- TASK REQUIREMENTS
When you copy the data, keep every word exactly as it is and leave the pictures out.

Data entries
* * * * * * * * *
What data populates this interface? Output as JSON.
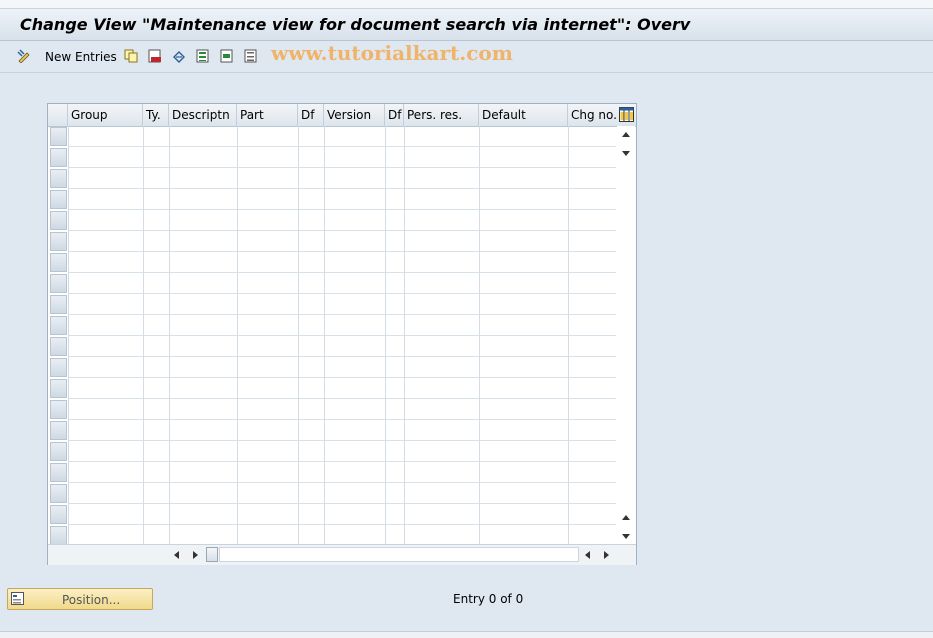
{
  "window": {
    "title": "Change View \"Maintenance view for document search via internet\": Overv"
  },
  "toolbar": {
    "new_entries_label": "New Entries",
    "watermark": "www.tutorialkart.com"
  },
  "table": {
    "columns": [
      "Group",
      "Ty.",
      "Descriptn",
      "Part",
      "Df",
      "Version",
      "Df",
      "Pers. res.",
      "Default",
      "Chg no."
    ],
    "row_count": 20
  },
  "footer": {
    "position_label": "Position...",
    "entry_text": "Entry 0 of 0"
  }
}
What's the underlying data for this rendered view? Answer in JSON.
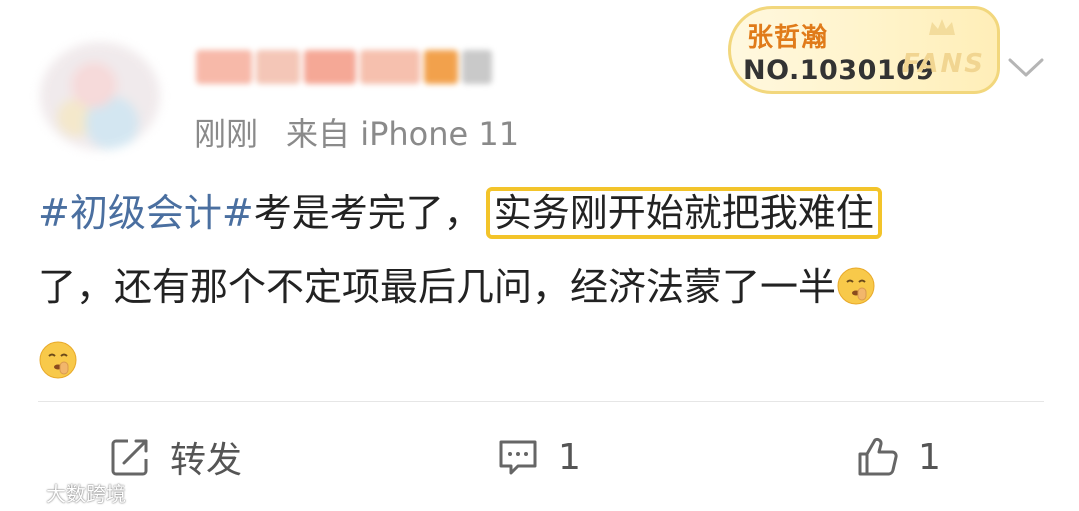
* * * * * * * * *
- SOLUTION FOR THIS EXERCISE
What data populates this interface? Output as JSON.
{
  "window": {
    "title": "Change View \"Maintenance view for document search via internet\": Overv"
  },
  "toolbar": {
    "new_entries_label": "New Entries",
    "watermark": "www.tutorialkart.com"
  },
  "table": {
    "columns": [
      "Group",
      "Ty.",
      "Descriptn",
      "Part",
      "Df",
      "Version",
      "Df",
      "Pers. res.",
      "Default",
      "Chg no."
    ],
    "row_count": 20
  },
  "footer": {
    "position_label": "Position...",
    "entry_text": "Entry 0 of 0"
  }
}
What's the underlying data for this rendered view? Answer in JSON.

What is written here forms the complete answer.